Data records START
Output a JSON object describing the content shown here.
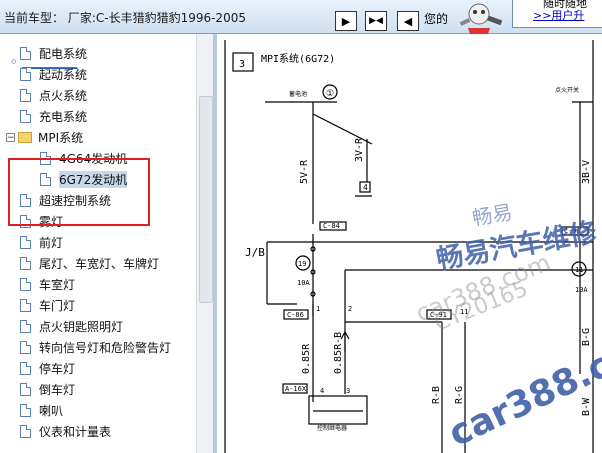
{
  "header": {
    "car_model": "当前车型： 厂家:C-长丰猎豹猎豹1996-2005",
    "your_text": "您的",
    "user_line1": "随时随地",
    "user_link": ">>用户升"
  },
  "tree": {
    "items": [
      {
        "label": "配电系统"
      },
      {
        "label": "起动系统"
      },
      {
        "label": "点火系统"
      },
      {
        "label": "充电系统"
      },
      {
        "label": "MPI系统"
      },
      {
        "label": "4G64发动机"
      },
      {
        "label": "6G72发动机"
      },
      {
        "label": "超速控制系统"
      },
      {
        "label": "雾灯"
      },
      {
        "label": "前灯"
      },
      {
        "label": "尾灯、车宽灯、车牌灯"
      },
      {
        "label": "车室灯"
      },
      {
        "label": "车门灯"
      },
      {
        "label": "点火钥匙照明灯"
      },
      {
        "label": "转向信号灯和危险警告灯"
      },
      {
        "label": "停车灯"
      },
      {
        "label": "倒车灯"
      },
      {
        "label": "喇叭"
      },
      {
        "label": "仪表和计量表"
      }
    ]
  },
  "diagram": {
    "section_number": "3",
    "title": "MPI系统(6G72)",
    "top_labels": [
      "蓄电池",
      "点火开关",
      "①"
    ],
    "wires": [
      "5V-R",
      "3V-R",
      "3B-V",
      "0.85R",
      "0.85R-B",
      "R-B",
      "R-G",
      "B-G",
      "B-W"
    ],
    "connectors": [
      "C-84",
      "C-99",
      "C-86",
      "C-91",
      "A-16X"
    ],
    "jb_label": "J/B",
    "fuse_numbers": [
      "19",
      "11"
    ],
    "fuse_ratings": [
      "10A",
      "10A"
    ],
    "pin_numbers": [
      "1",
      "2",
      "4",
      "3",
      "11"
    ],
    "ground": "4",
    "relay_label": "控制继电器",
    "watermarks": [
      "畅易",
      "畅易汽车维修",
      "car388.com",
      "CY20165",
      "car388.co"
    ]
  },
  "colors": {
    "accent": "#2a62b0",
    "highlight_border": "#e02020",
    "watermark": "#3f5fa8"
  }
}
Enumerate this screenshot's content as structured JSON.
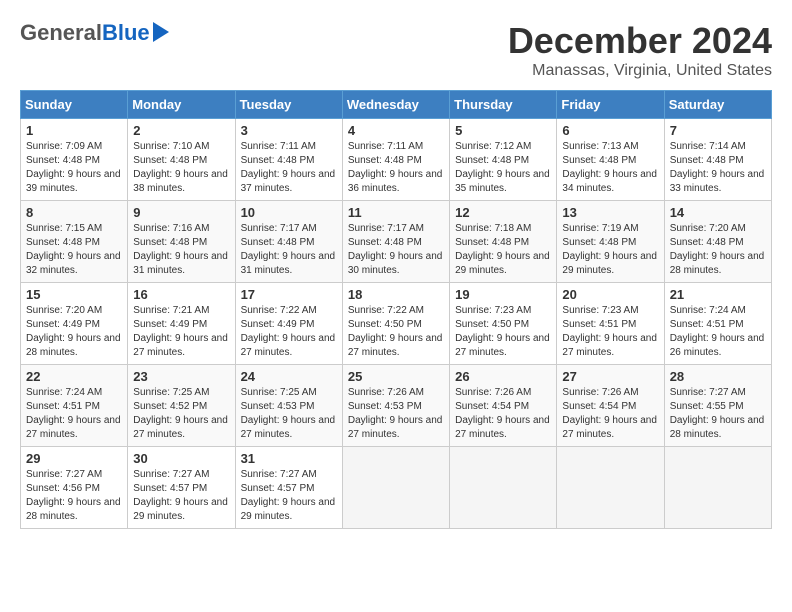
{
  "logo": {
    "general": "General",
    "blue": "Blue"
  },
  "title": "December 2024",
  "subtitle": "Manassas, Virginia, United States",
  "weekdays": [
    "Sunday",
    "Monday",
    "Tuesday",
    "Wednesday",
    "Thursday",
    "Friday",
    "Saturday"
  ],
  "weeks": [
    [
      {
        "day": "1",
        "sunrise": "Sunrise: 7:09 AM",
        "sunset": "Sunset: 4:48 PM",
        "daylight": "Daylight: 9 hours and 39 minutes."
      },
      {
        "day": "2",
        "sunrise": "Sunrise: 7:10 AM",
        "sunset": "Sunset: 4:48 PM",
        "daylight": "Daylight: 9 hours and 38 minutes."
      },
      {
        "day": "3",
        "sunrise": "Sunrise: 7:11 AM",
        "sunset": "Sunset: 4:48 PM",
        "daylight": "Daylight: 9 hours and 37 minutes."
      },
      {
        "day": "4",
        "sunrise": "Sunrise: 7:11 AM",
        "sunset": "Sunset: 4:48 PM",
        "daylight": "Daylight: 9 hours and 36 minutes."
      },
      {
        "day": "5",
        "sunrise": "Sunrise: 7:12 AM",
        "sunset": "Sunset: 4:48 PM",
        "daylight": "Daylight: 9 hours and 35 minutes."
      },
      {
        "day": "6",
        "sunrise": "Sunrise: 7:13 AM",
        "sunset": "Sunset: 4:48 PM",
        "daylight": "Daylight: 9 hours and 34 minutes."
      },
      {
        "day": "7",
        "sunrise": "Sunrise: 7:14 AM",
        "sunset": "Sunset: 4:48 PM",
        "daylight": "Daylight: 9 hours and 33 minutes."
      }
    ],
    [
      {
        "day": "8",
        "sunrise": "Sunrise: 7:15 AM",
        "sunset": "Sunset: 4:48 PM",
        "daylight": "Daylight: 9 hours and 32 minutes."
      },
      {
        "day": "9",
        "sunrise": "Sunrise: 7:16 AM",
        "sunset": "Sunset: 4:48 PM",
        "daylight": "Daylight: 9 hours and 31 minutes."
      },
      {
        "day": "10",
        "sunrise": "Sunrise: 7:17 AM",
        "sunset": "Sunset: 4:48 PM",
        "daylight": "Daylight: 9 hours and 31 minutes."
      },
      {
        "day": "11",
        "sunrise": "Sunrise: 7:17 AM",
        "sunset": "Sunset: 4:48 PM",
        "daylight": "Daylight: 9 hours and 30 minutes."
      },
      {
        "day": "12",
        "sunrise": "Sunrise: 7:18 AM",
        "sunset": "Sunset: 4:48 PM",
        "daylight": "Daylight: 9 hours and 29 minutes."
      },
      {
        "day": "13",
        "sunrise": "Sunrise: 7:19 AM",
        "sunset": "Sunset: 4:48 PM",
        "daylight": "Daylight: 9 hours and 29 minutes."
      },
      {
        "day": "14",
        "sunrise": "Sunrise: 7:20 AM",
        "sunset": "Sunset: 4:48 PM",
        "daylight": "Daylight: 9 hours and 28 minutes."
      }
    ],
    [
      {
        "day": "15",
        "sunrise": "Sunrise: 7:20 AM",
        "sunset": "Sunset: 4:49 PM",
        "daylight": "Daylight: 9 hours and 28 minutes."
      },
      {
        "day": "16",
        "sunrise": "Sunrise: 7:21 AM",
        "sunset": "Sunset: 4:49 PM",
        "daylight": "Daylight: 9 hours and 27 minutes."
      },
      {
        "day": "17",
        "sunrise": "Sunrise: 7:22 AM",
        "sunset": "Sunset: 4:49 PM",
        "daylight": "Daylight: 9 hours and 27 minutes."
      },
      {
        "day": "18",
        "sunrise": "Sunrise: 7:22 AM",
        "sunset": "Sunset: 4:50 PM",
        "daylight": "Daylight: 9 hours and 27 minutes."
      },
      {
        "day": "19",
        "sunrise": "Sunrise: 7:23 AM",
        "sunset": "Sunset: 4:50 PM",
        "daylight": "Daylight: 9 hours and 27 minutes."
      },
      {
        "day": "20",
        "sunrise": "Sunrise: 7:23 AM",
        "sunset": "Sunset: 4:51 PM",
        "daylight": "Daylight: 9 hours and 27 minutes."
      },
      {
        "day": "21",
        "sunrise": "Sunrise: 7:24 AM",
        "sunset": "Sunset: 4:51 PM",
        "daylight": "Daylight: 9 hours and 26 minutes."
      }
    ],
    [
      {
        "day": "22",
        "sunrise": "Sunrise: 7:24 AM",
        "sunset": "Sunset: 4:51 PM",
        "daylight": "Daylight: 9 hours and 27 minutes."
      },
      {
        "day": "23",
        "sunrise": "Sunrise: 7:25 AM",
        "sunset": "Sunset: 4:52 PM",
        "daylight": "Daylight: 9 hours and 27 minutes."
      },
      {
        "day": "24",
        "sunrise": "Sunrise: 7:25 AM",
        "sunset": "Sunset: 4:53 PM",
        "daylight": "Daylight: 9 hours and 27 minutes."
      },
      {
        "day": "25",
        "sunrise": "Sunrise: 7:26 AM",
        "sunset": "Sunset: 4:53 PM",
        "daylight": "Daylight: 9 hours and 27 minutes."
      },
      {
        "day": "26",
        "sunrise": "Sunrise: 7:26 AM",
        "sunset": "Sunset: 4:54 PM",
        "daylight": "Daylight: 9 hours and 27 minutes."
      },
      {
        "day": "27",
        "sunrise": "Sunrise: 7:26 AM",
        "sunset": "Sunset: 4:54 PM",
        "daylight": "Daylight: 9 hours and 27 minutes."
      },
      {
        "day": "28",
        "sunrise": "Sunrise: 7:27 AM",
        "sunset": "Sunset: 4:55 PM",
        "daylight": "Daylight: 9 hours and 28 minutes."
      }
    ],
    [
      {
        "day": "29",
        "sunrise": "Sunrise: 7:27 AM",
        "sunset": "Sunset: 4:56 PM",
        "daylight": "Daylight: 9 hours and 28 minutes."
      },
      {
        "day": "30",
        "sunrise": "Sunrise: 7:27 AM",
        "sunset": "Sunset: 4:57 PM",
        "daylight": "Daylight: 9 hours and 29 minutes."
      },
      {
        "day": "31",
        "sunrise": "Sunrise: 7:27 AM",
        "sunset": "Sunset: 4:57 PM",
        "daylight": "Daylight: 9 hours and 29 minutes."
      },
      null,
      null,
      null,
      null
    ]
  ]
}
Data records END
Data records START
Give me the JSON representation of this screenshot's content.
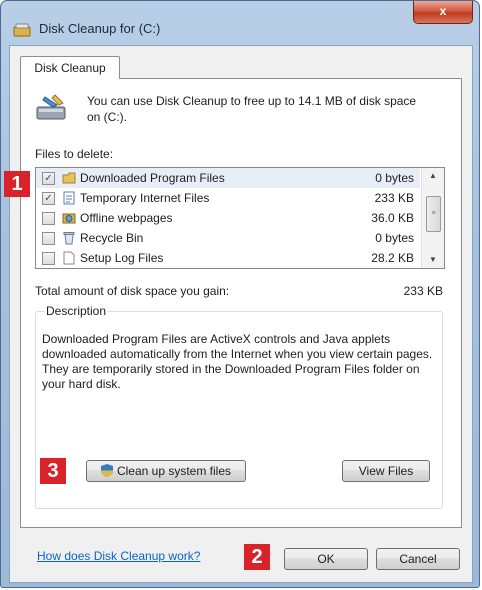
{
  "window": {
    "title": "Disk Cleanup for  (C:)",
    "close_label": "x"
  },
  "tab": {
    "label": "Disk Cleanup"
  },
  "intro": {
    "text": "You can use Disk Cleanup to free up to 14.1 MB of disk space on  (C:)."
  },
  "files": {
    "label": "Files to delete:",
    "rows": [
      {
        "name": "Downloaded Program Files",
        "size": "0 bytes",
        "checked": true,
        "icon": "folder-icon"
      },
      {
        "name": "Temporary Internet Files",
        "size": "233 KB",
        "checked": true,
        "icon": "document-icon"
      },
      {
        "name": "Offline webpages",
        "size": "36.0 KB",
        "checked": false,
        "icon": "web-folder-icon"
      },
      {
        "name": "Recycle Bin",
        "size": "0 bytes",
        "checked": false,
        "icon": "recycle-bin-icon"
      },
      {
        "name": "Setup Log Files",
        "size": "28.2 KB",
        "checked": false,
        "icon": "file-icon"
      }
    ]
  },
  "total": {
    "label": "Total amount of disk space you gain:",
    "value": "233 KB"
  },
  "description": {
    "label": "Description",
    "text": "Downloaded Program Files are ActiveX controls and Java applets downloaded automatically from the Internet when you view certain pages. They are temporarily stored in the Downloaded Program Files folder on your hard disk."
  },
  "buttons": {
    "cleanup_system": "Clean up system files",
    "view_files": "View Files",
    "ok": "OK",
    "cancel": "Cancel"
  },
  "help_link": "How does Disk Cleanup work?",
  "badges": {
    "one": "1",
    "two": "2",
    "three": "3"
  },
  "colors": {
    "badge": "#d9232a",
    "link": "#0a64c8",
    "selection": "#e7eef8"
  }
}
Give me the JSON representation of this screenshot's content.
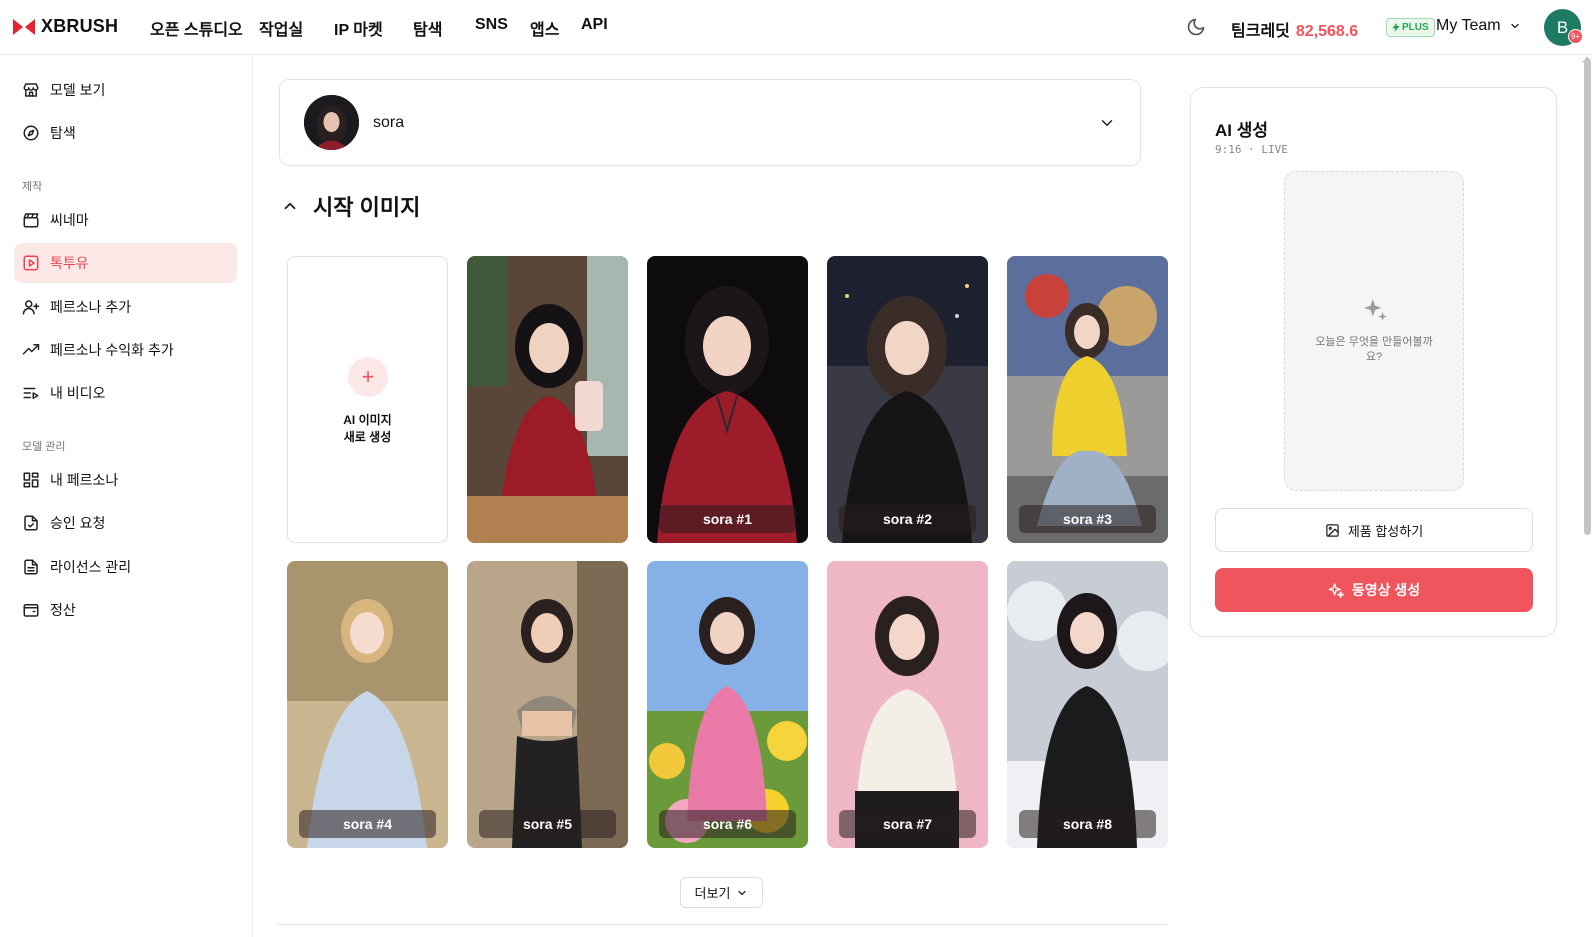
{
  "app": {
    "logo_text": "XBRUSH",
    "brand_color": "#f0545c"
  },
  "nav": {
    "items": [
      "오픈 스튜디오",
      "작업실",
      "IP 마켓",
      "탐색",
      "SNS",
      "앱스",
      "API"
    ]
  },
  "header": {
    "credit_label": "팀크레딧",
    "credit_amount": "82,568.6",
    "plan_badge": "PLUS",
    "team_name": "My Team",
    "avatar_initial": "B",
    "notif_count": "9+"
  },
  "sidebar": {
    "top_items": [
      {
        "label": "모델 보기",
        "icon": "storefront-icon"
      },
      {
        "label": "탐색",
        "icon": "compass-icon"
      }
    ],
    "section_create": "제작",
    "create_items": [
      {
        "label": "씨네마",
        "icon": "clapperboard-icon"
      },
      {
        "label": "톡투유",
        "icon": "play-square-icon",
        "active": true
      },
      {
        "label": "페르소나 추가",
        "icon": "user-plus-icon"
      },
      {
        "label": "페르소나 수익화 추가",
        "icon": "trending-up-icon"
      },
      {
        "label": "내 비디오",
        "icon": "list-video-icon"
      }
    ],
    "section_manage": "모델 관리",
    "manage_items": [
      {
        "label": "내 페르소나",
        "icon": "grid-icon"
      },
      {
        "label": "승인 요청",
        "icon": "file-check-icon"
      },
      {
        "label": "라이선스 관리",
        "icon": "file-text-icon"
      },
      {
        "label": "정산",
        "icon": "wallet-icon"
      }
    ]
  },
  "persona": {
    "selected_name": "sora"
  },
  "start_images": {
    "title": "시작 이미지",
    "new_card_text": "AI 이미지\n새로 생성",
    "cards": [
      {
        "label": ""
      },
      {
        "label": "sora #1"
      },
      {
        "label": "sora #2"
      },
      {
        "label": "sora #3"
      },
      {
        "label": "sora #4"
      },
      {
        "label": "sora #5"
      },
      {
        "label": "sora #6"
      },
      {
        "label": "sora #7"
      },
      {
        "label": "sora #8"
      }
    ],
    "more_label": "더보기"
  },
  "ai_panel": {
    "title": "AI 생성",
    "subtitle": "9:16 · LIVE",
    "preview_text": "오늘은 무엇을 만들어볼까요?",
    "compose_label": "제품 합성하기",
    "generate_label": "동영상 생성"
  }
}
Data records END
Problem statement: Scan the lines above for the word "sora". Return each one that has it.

Answer space:
    "selected_name": "sora"
        "label": "sora #1"
        "label": "sora #2"
        "label": "sora #3"
        "label": "sora #4"
        "label": "sora #5"
        "label": "sora #6"
        "label": "sora #7"
        "label": "sora #8"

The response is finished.